The evergreen fascino of Enoch Arden Stefano Greco and Tommaso Ragno at S.Cecilia ,Rome
Enoch Arden in Rome still weaves its magic ……..
An entire evening dedicated to Enoch Arden on the occasion of the presentation of a series of paintings by Paolo Giorgi inspired by that great poem of Alfred Lord Tennyson.
A poem that in 1864 sold 70000 copies in only four months and inspired Richard Strauss to compose perhaps the greatest of all Melologos in 1897.
With the voice of Tommaso Ragno and the piano of Stefano Greco we were treated to a performance in the free italian translation of that great man of culture Prof Bruno Cagli.
A standing ovation from one President to another for the rare presence these days of Bruno Cagli,President of Santa Cecilia for 22 years bringing it to world attention taking it into its magnificent new halls designed by Renzo Piano with a historic Orchestra re born under Sir Antonio Pappano.
Michele dall’Ongaro will have his work cut out to follow in such illustrious footsteps.
But as ex director of the Italian Television’s prime culture channel: Rai 5 and a notable composer in his own right he has all the cards possible to bring the greatest performances to a discerning public.
And tonight as Master of Ceremonies he was able to introduce us in his inimitable way to the world of the Melologo.
Passing the microphone to Prof Cesare Scarton,author of the only Italian book on this genre of music theatre.
He was given just ten minutes to give a brief history of this now almost obsolete form of dramatic declamation.
A brilliant and fortunately with the Presidents stop watch ticking away,brief,resume’ of which from Rousseau in 1712 to Schonberg in 1951 has included such composers as Mozart,Schubert,Schumann,Liszt,Wagner,Grieg and of course Richard Strauss.

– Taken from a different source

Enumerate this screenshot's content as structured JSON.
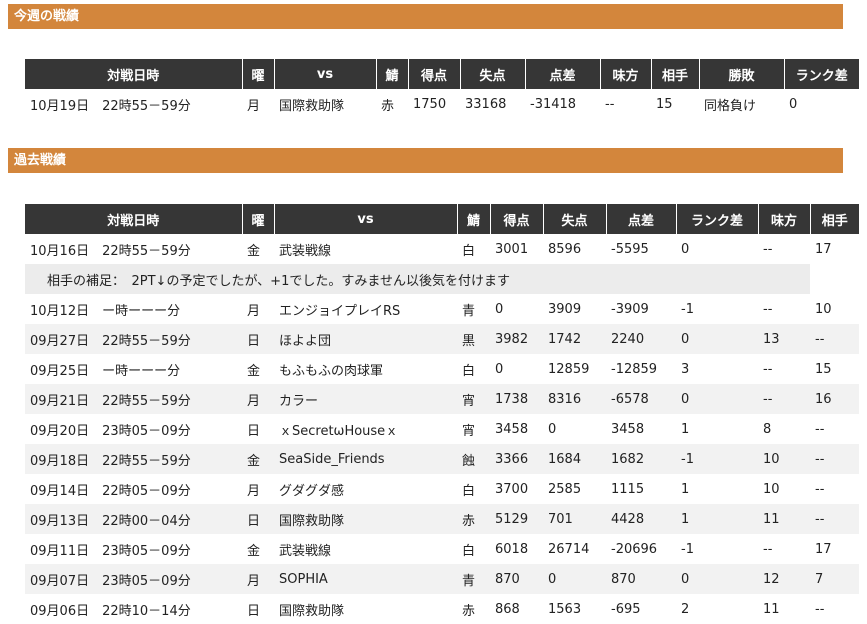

So seemingly all the cards in order for an enjoyably instructive evening amongst friends.
It is at this point that I was reminded of the story that Paul Tortelier loved to recount about Georges Enescu.
Enescu had asked some friends to listen to one of his violin students in concert and this is what they recounted:
The man playing the piano ,Enescu (renowned mentor of Yehudi Menuhin) should have been playing the violin .
The page turner Alfred Cortot should have been playing the piano
and the prize student should have considered himself lucky to turn pages.
In Torteliers inimitable way of story telling it was unforgettable.
It passed through my mind tonight as we had some beautiful modern paintings that depicted a mermaid type waif in front of a sinking Concordia and seemingly nothing to do with the world of Tennyson’s Enoch;
A magnificent reciter hidden behind two music stands with a radio microphone attached to him which made it rather difficult to declame dramatically as was intended ;
a truly remarkable pianist in front of a magnificent Fabrini Steinway with its voice muted by it being almost totally closed.
An unfair match indeed was to be played out.
But then the magic of Enoch Arden mysteriously filled this rather austerely modern Spazio Risonanze and all the seeming incongruities were forgotten and forgiven in a performance that held the audience riveted from the first waves on the piano to the death of Enoch forty minutes later.
We even looked at those pictures with the eyes of a painter who had been so inspired by this recount that he had overheard one day on the radio